A challenging environment for police forces
Police forces are more than capable of incorporating new technologies and systems in specific ways, limiting their use to particular purposes and setting standards of performance and accountability. A tapestry of rules and regulations already surrounds the use of digital cameras, smartphones, personal computers, the compilation of case files and the processing of digital information, among other technologies, in a variety of policing contexts. Therefore we should not immediately discount the ability of police services, parliament, government bodies and civil society to work together to build a sensible architecture around predictive and AI policing systems. However, a variety of external pressures can cause police forces to eschew historical antecedents. Projections suggest that police services across the UK will be hundreds of millions of pounds in deficit by 2021 (National Audit Office, 2016). Years of austerity mean that the wider criminal justice system is faced with an “avalanche of problems” from the inability' to gather and present crucial evidence within shorter timeframes to a growing shortage of solicitors and socio-economic barriers to legal aid (Law Society, 2019: 14). Complicating the landscape further is the fact that a broader shift from policing as a reactive, crime-fighting role to more of a victim-focused, risk-based, preventative role is taking place in various crime areas. Addressing these problems through cost-effective and scalable technologies carries a particular attraction. Police forces may even consider the procurement of such technologies to be necessary to carry out their basic functions and to maintain the rule of law with the limited resources available to them (Ibid).

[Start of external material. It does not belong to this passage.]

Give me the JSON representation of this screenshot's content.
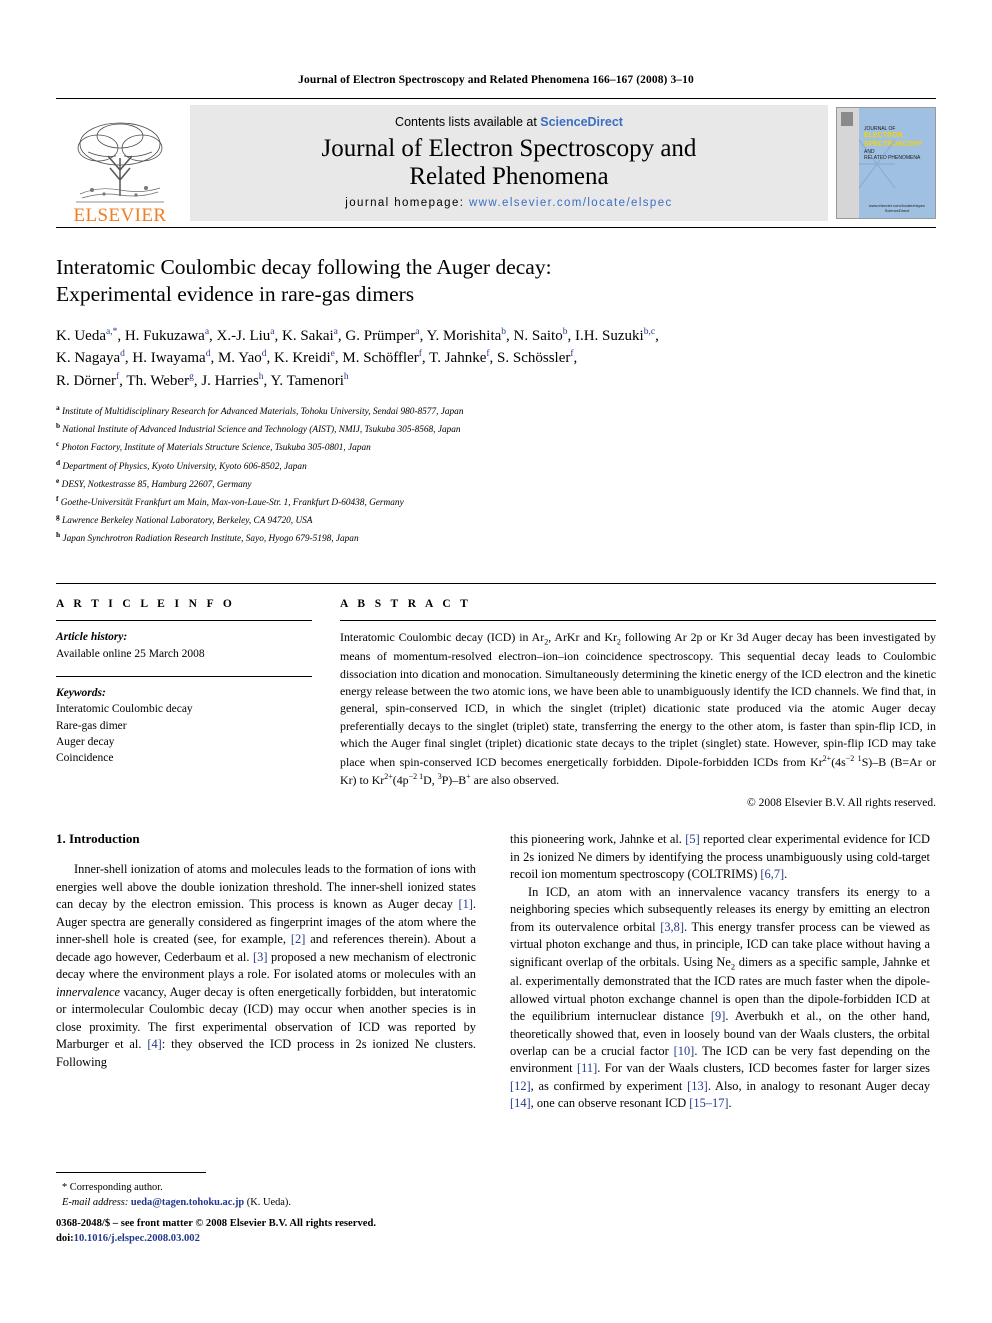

Not only are police services attracted to the promise of innovative predictive and AI technologies but they also have broad appeal across the political spectrum. British governments have provided millions of pounds of funding to police services to implement digital transformation projects in recent years. Public support is also palpable. The promise of drastically reduced crime rates, increased public safety, better value for money and smart-on-crime policies ticks many boxes. These factors arguably create quite strong incentives for police services to develop and employ digital technologies within remarkably short timeframes. Their allure is such that some police services have even procured them with little or no competitive bidding or evidence that they work in practice (Stevenson, 2018; Valentine, 2019). The culture of positive discourse around predictive and AI technologies in policy-making circles allied to the financial and external pressures to use them to ‘fix’ policing has created a challenging, and potentially toxic, environment. Stakeholders and the public should be cognisant of these incentives and pressures as they proceed, for they may serve to drown out the critics. In this vein of thought, we endeavour in the next two sections to introduce the reader to predictive policing and AI as two distinct, yet overlapping, features of modern policing, each with their own unique processes and issues. Generating greater clarity around what they represent is surely a step in the right direction.
What is predictive policing?
Predictive policing is a relatively new concept that involves the application of analytical techniques to data for the purposes of generating statistical predictions about events so that something can be done about them in advance. It is tempting to discuss factors such as crime and harm prevention in a description of predictive policing, but it arguably has more general qualities. Predictions can concern offenders, victims, police behaviour and organisational efficiencies among an array of other applications. Calculating the risk that X may lead to Y in any policing context and doing something about X or У could be construed as predictive policing. Commentators have even pointed out that predictive policing is a misnomer since a prediction is usually subjective, relies upon intuition, often involves a right or wrong outcome and is nonreproducible, whereas a process that is objective, scientific and reproducible and comes with an associated probability' is better described as a ‘forecast’ (Perry et al., 2013). Although much of what happens in this field would be better described as forecasting, it is predictive policing rather than forecast policing that has become the more popular term (Ratcliffe, 2019). What we do know is that there should be two key parts to predictive policing in practice: 1) generating a prediction, and 2) carrying out some type of policing intervention, investigation or activity' as a result (Perry et al., 2013).